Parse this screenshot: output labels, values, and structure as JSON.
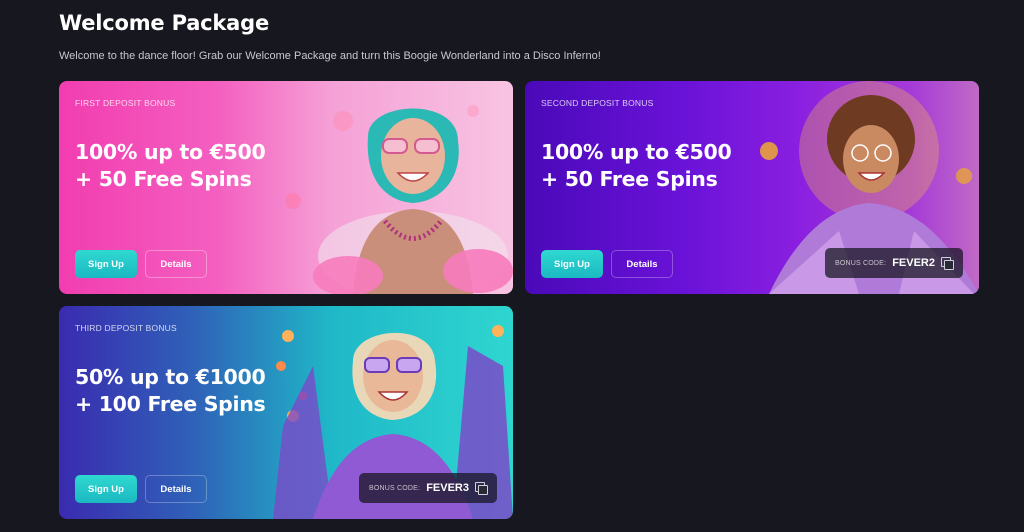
{
  "page": {
    "title": "Welcome Package",
    "subtitle": "Welcome to the dance floor! Grab our Welcome Package and turn this Boogie Wonderland into a Disco Inferno!"
  },
  "cards": [
    {
      "label": "FIRST DEPOSIT BONUS",
      "headline_line1": "100% up to €500",
      "headline_line2": "+ 50 Free Spins",
      "signup_label": "Sign Up",
      "details_label": "Details"
    },
    {
      "label": "SECOND DEPOSIT BONUS",
      "headline_line1": "100% up to €500",
      "headline_line2": "+ 50 Free Spins",
      "signup_label": "Sign Up",
      "details_label": "Details",
      "bonus_code_label": "BONUS CODE:",
      "bonus_code": "FEVER2"
    },
    {
      "label": "THIRD DEPOSIT BONUS",
      "headline_line1": "50% up to €1000",
      "headline_line2": "+ 100 Free Spins",
      "signup_label": "Sign Up",
      "details_label": "Details",
      "bonus_code_label": "BONUS CODE:",
      "bonus_code": "FEVER3"
    }
  ],
  "colors": {
    "background": "#17171f",
    "accent": "#2fd9d0"
  }
}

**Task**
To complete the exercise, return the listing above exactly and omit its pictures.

**Finished exercise**
Parse this screenshot: output labels, values, and structure as JSON.
{
  "page": {
    "title": "Welcome Package",
    "subtitle": "Welcome to the dance floor! Grab our Welcome Package and turn this Boogie Wonderland into a Disco Inferno!"
  },
  "cards": [
    {
      "label": "FIRST DEPOSIT BONUS",
      "headline_line1": "100% up to €500",
      "headline_line2": "+ 50 Free Spins",
      "signup_label": "Sign Up",
      "details_label": "Details"
    },
    {
      "label": "SECOND DEPOSIT BONUS",
      "headline_line1": "100% up to €500",
      "headline_line2": "+ 50 Free Spins",
      "signup_label": "Sign Up",
      "details_label": "Details",
      "bonus_code_label": "BONUS CODE:",
      "bonus_code": "FEVER2"
    },
    {
      "label": "THIRD DEPOSIT BONUS",
      "headline_line1": "50% up to €1000",
      "headline_line2": "+ 100 Free Spins",
      "signup_label": "Sign Up",
      "details_label": "Details",
      "bonus_code_label": "BONUS CODE:",
      "bonus_code": "FEVER3"
    }
  ],
  "colors": {
    "background": "#17171f",
    "accent": "#2fd9d0"
  }
}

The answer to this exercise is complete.